Fossils tell a mostly consistent story about the evolution of life on our planet. But every now and again a puzzling new animal turns up that doesn’t quite fit. Such is the aptly-named Chronomyrmex, a 78 million year old dolichoderine from Alberta.
To my eye, Chronomyrmex doesn’t look much like any modern dolichoderine. This shouldn’t be surprising, since its age dates the fossil 10 million years before previous estimates for the radiation of extant members of the subfamily. Yet, this new ant sports jaws that are nearly identical to present-day Linepithema, a young genus from the neotropics. Both genera bear the same medially-indented clypeus and the same pattern of alternating large teeth with small denticles on the mandibles. Look:
The paper’s authors interpret the morphology as placing this ant within the young dolichoderine tribe Leptomyrmicini, the group that contains Linepithema and a number of other genera. This is a radical finding. If Chronomyrmex is truly a leptomyrmicine, Dolichoderinae should be much older than surmised, as should ants as a whole. It’s hard to maintain ants as being 120 million years old when specimens a mere 40 million years on are far along in a modern lineage.

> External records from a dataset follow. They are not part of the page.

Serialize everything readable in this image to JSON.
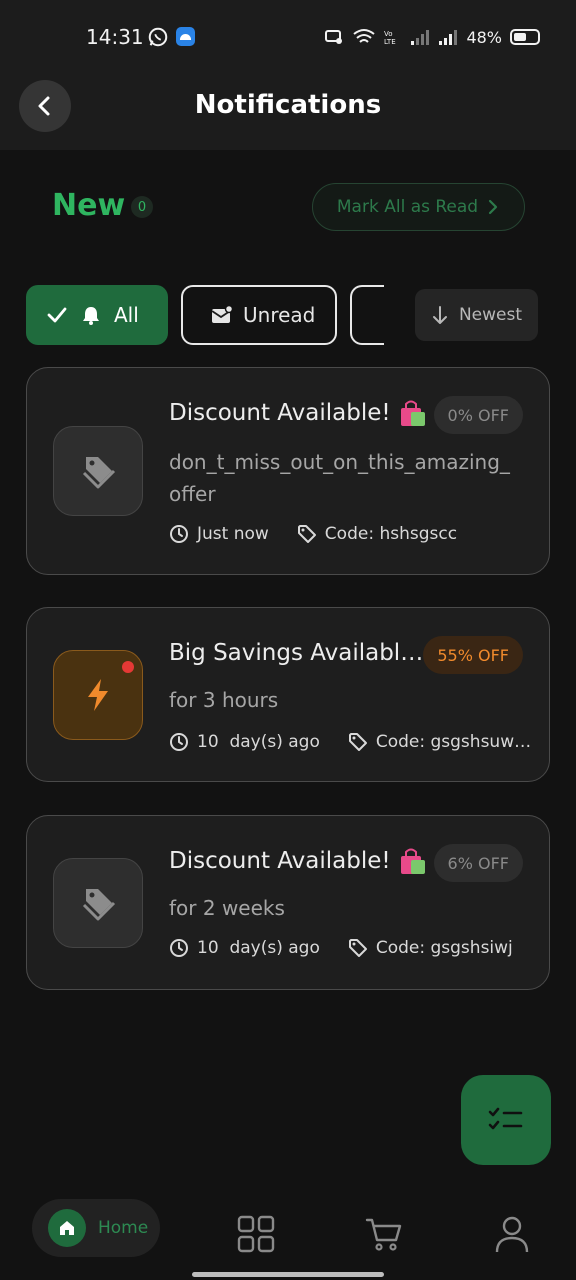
{
  "status_bar": {
    "time": "14:31",
    "battery": "48%",
    "icons": [
      "whatsapp-icon",
      "app-notification-icon",
      "cast-icon",
      "wifi-icon",
      "volte-icon",
      "signal-icon",
      "signal-icon",
      "battery-icon"
    ]
  },
  "header": {
    "title": "Notifications",
    "back_icon": "back-arrow-icon"
  },
  "summary": {
    "new_label": "New",
    "new_count": "0",
    "mark_all_label": "Mark All as Read"
  },
  "filters": {
    "all_label": "All",
    "unread_label": "Unread",
    "sort_label": "Newest"
  },
  "notifications": [
    {
      "title": "Discount Available!",
      "badge": "0% OFF",
      "description": "don_t_miss_out_on_this_amazing_offer",
      "time": "Just now",
      "code": "Code: hshsgscc",
      "icon": "tag-icon",
      "unread": false
    },
    {
      "title": "Big Savings Available...",
      "badge": "55% OFF",
      "description": "for 3 hours",
      "time": "10  day(s) ago",
      "code": "Code: gsgshsuwl...",
      "icon": "lightning-icon",
      "unread": true
    },
    {
      "title": "Discount Available!",
      "badge": "6% OFF",
      "description": "for 2 weeks",
      "time": "10  day(s) ago",
      "code": "Code: gsgshsiwj",
      "icon": "tag-icon",
      "unread": false
    }
  ],
  "bottom_nav": {
    "home_label": "Home"
  },
  "colors": {
    "accent_green": "#1f6b3d",
    "new_green": "#2fb560",
    "orange": "#f08a2c",
    "background": "#121212"
  }
}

But I’m not so sure this isn’t a case of convergence.
Ant mandibles are a highly functional part of the insect and are especially prone to convergence under similar ecological conditions. Trap-jaw ants, for example, emerge separately from many lineages in the ant tree. It’s possible this ancient insect was similar enough in biology to modern Linepithema that both groups arrived at solution so similar as to be indistinguishable in amber.
All the same, this one is a head-scratcher.

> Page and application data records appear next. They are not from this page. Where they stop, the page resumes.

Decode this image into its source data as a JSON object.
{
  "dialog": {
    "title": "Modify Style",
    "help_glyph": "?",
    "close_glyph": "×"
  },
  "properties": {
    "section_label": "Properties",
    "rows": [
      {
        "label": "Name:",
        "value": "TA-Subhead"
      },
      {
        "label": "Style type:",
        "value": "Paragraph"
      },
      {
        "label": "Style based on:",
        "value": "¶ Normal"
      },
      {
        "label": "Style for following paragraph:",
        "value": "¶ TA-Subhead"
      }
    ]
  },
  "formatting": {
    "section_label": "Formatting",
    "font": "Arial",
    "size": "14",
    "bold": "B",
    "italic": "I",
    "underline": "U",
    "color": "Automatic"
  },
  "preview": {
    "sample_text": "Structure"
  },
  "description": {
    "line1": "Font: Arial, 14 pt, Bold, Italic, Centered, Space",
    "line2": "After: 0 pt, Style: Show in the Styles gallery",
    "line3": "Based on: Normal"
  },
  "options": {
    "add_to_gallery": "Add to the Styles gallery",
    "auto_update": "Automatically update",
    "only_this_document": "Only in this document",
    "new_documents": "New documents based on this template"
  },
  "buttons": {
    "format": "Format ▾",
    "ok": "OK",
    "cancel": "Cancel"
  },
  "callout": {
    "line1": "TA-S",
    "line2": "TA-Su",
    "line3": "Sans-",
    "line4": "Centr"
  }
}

source: McKellar RC, Glasier JRN, Engel MS. 2013. New ants (Hymenoptera: Formicidae: Dolichoderinae) from Canadian Late Cretaceous amber. Bulletin of Geosciences 88: 583-594.